Bays and Estuaries poster
Sheltered from the large waves and winds of the open coast, bays and estuaries are important environments around which many coastal towns and cities are located.
Estuaries occur where fresh and salt water is mixed, usually at the mouth of a river. In these environments there are a range of habitats with changes in salinity from freshwater to seawater. Hardy species that are able to tolerate the changing conditions live in these areas. Sand and mud built up at the mouth of rivers can lead to the formation of coastal lagoons.
Bays are much larger than estuaries and are often the remnants of ancient river valleys that have been flooded by rising sea levels. Estuaries and bays are highly productive systems with a number of shallow water plant species as well as large numbers of microscopic plants in the sediment and water.
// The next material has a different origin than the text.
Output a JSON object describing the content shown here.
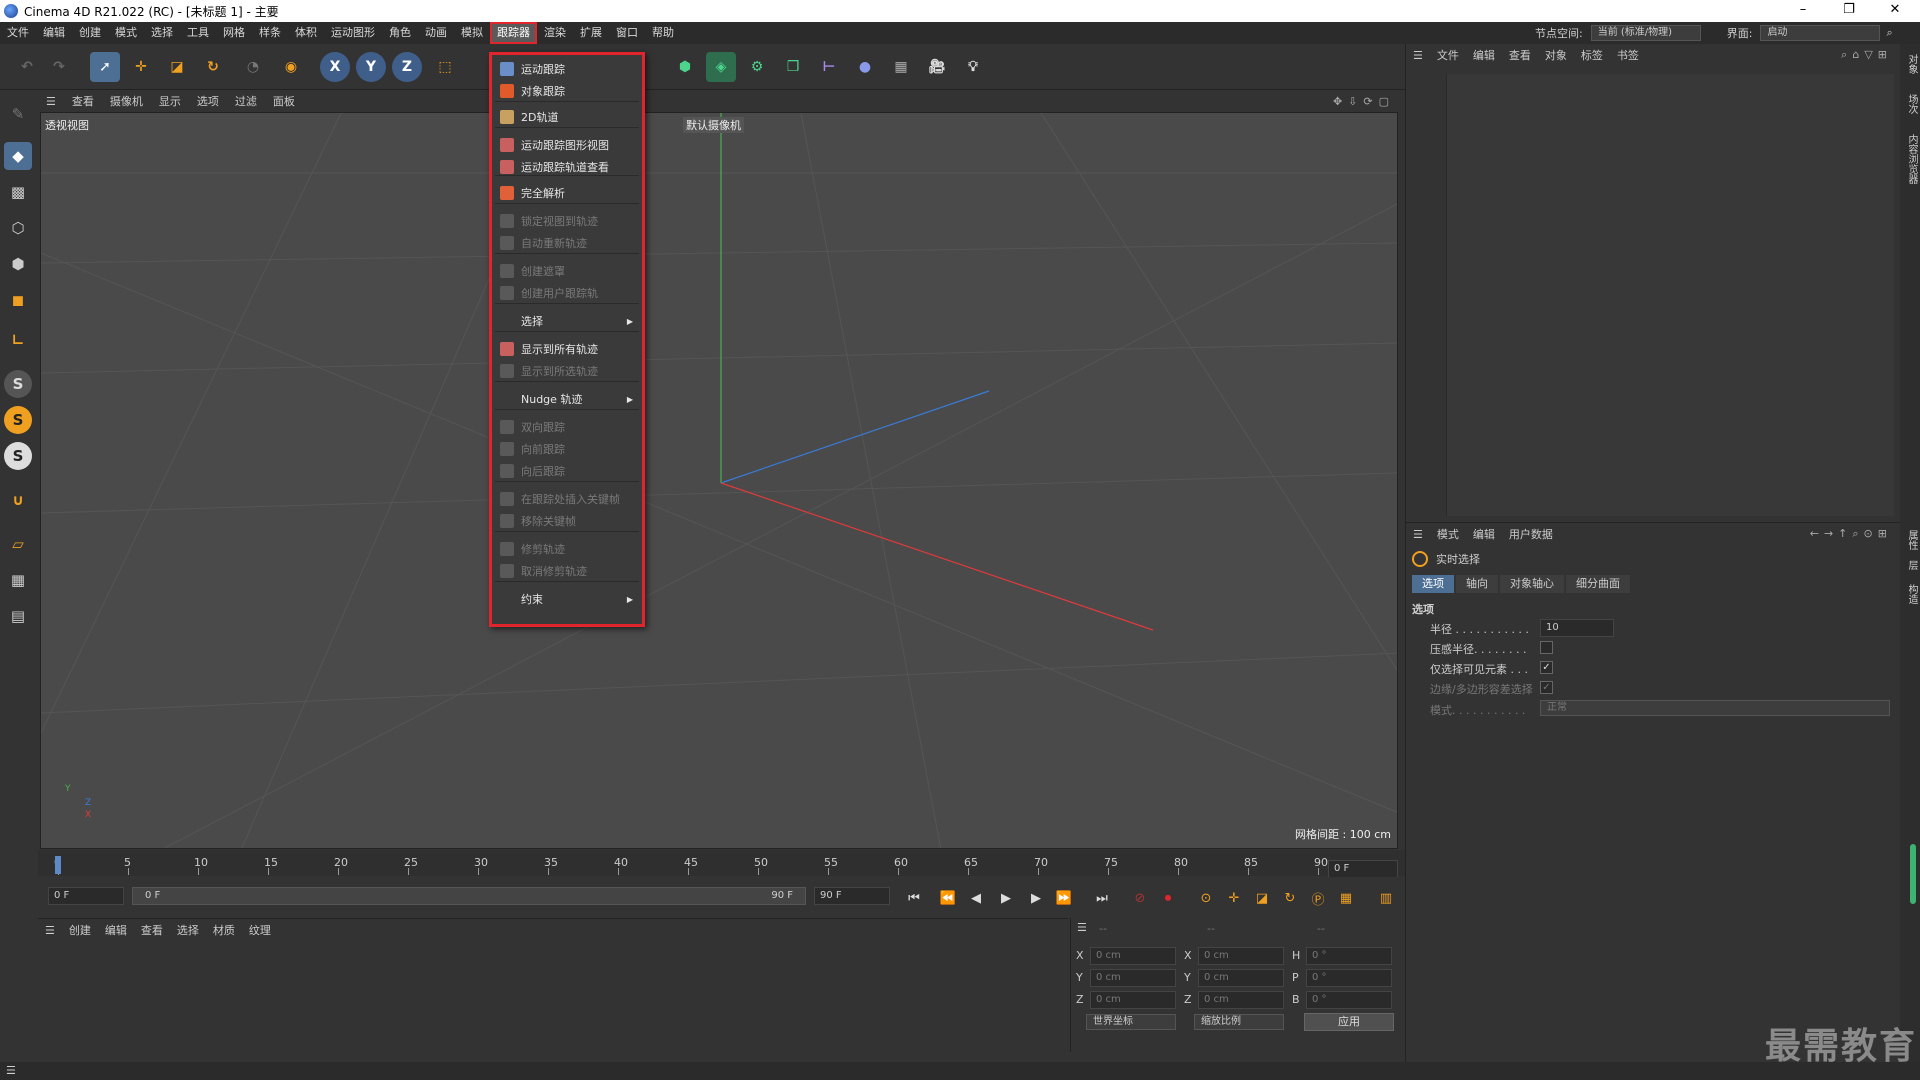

Many smaller animals feed on detritus formed from dead seagrasses, algae, and other plant material.
Sea lettuce is a seaweed common in bays and estuaries as well as on the open coast. It is a bright green algae that grows rapidly during spring to cover large areas quickly before dying off during warm periods. It is eaten by many snails as well as fish.
(Callianassa ceramica) (other names - ghost shrimps, marine yabbies)
This common crustacean burrows in sediments and produces many of the small mounds seen on sand and mudflats in bays and estuaries. They are usually very pale, hence their alternate name of ghost shrimp. They have one nipper larger than the other. Bass Yabbies feed on detritus found in the sand and are popular with fishers as bait.
This small ray is easily recognised by its white spots on its upper surface. Stingarees are very similar to sting rays but are smaller and have a rounded fin at the end of their tail. They have small-flattened rows of teeth for crushing small crustaceans and molluscs. They also have one or two venomous spines and should be treated with caution.
Mussels can be found growing on solid structures along the coast and in bays and estuaries. They attach themselves by producing tough, sticky byssal threads and feed by filtering microscopic plankton from the water. They are a popular food for many marine animals including seastars, crabs and fish.
Eels spend most of their adult lives in freshwater rivers and lakes but spend their first few months and late adult stages at sea. As eels mature they leave rivers and head to the sea, swimming all the way to the Coral Sea. Here they spawn and die. Juveniles are carried down the coast by ocean currents before migrating back up rivers from estuaries to complete the cycle.
One of Victoria's most highly sought after fish, Snapper move into bays and estuaries at different times throughout their lives. Snapper spawn when water temperatures reach over 18°C. Tagged snapper released in Port Phillip Bay have been caught as far away as Portland.
While now very common, Silver Gulls or seagulls have not always been as abundant. Surveys on Mud Islands in the 1950's recorded only 6 pairs of gulls, compared with today's population of over one million. Being scavengers, gulls have readily adapted to the increased availability of food from tips and fast food scraps, often to the detriment of other coastal birds. You can help to control seagull numbers by not feeding them when you visit a coastal area.
Pelicans are a common feature of bays and estuaries and can also live on inland waters. Pelicans catch fish by dipping their hooked bill and pouch into the water. They breed in large groups on offshore islands, such as Mud Islands in Port Phillip Bay and are sensitive to disturbance by people and domestic animals.
Habitat Close Up
King George Whiting
King George Whiting are one of Victoria's most highly sought after species of fish. While King George Whiting are an important species for fishers and consumers, many gaps have existed in our understanding of this fish's life cycle.
Work undertaken by Fisheries Scientists at the Fisheries Research Branch (FRB) have given us new understanding of the life cycle of this fish species. Their work has also shown the importance of looking after habitat required by fish at different stages of their life cycle as well as the need for careful management of the fishery for both recreational and commercial fishers.
Juvenile King George Whiting are carried by currents from an area somewhere around Kangaroo Island. These tiny fish are transported as a part of the plankton community.
On reaching sheltered waters that support seagrasses, the juvenile King George Whiting grow into little fish that feed on the myriad of invertebrates living in the seagrass community. The seagrass plays an important role in allowing these fish to hide from potential predators.
After spending the first few years of life in the seagrass beds, they leave these shallow areas for the deeper waters of bays and estuaries where they remain for several years. Fish that are caught during this time are all pre-spawning fish and careful controls on the number of these animals caught is needed to ensure that enough young are allowed to mature. King George Whiting adults leave the bays and swim back to the spawning areas off the coast of South Australia to begin the whole process again.
Research by Fisheries Scientists at FRB is playing an important role in developing a greater understanding of the biology of many of our important recreational and commercial fish species and strategies to manage fisheries in a sustainable way.
For more information or to visit some of these magnificent marine habitats, please contact the:
Marine and Freshwater Discovery Centre, Queenscliff
Ph: 03 5258 3344